Read More | Posted May 17, 2014
97% Mr. Turner (2014) Leigh isn't so much interested in artist as martyr as he is in the artist as self-contained multitude, containing all the foibles and paradoxes of his age.‐ Slant Magazine
Read More | Posted May 17, 2014
30% The Captive (2014) For every way that The Sweet Hereafter makes its generic elements seem fresh and even a trifle mysterious, The Captive finds new ways to render them absurd. ‐ Slant Magazine
Read More | Posted May 17, 2014
4/4 93% Gojira (1956) Rarely has the open wound of widespread devastation been transposed to celluloid with greater visceral impact.‐ Slant Magazine
Read More | Posted Apr 13, 2014
3.5/4 100% Shonen (Boy) (1969) Nagisa Oshima and screenwriter Tsutomu Tamura encourage empathy without requiring emotionalism.‐ Slant Magazine
Read More | Posted Jan 15, 2014
94% Nosferatu: Phantom der Nacht (Nosferatu the Vampyre) (1979) Nosferatu the Vampyre Playing to the visual and narrative strengths of the original, Werner Herzog still succeeds in imprinting the material with his own unique sensibility.‐ Slant Magazine
Read More | Posted Oct 23, 2013
4/4 82% Scarecrow (1973) Jerry Schatzberg's film embraces sprawl of both the narrative and geographical variety with freewheeling abandon.‐ Slant Magazine
Read More | Posted May 16, 2013
3/4 71% Dead Man's Burden (2013) It's always a pleasure to encounter genre ambition contained in such a sinewy-shot, emotionally resonant, and gorgeously photographed package.‐ Slant Magazine
Read More | Posted May 1, 2013
2/4 59% Eddie The Sleepwalking Cannibal (2013) Because the film clearly aims for satire, Boris Rodriguez isn't entirely guilty of indulging gruesome spectacle for its own sake.‐ Slant Magazine
Read More | Posted Apr 3, 2013
87% The River (1959) Jean Renoir's The River demonstrates with intoxicating lyricism the confluence of apparent contraries: past and present, innocence and experience, permanence and change-even Hinduism and Christianity.‐ House Next Door
Read More | Posted Mar 1, 2013

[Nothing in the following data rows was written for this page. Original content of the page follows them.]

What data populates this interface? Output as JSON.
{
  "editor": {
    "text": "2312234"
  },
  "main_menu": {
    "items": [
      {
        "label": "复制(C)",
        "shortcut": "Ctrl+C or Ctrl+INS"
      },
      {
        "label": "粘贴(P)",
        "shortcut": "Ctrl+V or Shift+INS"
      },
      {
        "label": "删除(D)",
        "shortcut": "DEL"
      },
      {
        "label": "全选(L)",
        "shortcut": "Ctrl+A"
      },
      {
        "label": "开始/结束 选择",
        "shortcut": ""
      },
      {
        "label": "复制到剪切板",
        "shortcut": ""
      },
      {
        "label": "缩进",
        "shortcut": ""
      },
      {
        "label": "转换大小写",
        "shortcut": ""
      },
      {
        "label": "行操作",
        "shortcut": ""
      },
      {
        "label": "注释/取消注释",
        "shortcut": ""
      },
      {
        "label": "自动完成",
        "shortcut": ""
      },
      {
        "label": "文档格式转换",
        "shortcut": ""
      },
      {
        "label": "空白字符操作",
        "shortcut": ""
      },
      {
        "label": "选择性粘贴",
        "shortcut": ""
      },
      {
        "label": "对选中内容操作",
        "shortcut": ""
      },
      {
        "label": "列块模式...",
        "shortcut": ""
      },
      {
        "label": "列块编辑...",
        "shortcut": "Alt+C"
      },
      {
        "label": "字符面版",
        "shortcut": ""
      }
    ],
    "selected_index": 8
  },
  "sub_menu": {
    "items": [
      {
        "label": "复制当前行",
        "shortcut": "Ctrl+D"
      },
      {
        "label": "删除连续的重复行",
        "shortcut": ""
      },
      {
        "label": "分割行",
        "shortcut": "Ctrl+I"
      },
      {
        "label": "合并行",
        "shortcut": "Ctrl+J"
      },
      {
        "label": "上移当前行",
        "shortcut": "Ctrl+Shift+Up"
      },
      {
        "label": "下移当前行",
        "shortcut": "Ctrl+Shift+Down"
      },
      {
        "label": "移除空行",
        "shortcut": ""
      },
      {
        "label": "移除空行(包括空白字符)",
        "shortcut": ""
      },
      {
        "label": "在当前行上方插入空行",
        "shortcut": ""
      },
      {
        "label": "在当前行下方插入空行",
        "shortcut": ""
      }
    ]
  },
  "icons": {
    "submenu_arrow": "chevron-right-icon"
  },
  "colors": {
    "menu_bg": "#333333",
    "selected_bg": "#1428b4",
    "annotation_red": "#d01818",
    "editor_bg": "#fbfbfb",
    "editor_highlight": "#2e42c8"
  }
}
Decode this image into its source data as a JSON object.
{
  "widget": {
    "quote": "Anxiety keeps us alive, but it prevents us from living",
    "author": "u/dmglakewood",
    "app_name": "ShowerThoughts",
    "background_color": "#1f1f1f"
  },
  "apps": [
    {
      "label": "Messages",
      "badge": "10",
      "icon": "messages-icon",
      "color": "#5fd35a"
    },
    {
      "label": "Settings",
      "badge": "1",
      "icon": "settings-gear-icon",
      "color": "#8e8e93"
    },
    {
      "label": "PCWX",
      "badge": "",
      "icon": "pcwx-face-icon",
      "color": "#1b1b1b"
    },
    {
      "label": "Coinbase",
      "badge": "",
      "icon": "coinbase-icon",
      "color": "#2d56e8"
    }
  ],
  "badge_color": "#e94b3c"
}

3.5/4 92% Django (1966) Sergio Corbucci's film is notable not only for the artistry of its construction, but also for the underlying anger that fuels its political agenda.‐ Slant Magazine
Read More | Posted Dec 20, 2012
4/4 98% The Discreet Charm Of The Bourgeoisie (Le Charme Discret de la Bourgeoisie) (1972) Dreams nest within other dreams like so many Chinese puzzle boxes, while no dream belongs exclusively to a single dreamer, as though Buñuel were toying with the Jungian notion of the collective unconscious.‐ Slant Magazine
Read More | Posted Nov 21, 2012
No Score Yet Two Orphan Vampires (1996) The wonderfully ambiguous ending plunges the girls back into the fuggy marshland of the archetypal feminine, two orphan animas in search of their apotheosis.‐ House Next Door
Read More | Posted Nov 20, 2012
No Score Yet The Living Dead Girl (La Morte vivante) (1982) The film's blood-spattered descent into positively Jacobean tragedy helps to make it one of Rollin's strongest, most disturbing efforts.‐ House Next Door
Read More | Posted Nov 20, 2012
3/4 100% Tristana (1970) Flanked by late-period masterworks that represent the culmination and perfection of Buñuel's long-cherished obsessions, the film is often relegated to the role of overlooked middle child.‐ Slant Magazine
Read More | Posted Oct 10, 2012
3/4 77% Samsara (2012) Ron Fricke's film is a brightly hued bauble, fit for rapturous contemplation.‐ Slant Magazine
Read More | Posted Aug 21, 2012
3.5/4 65% Cosmopolis (2012) Diamond-hard and dazzlingly brilliant, David Cronenberg's film plays like a deeply perverse, darkly comic successor to Videodrome.‐ Slant Magazine
Read More | Posted Aug 12, 2012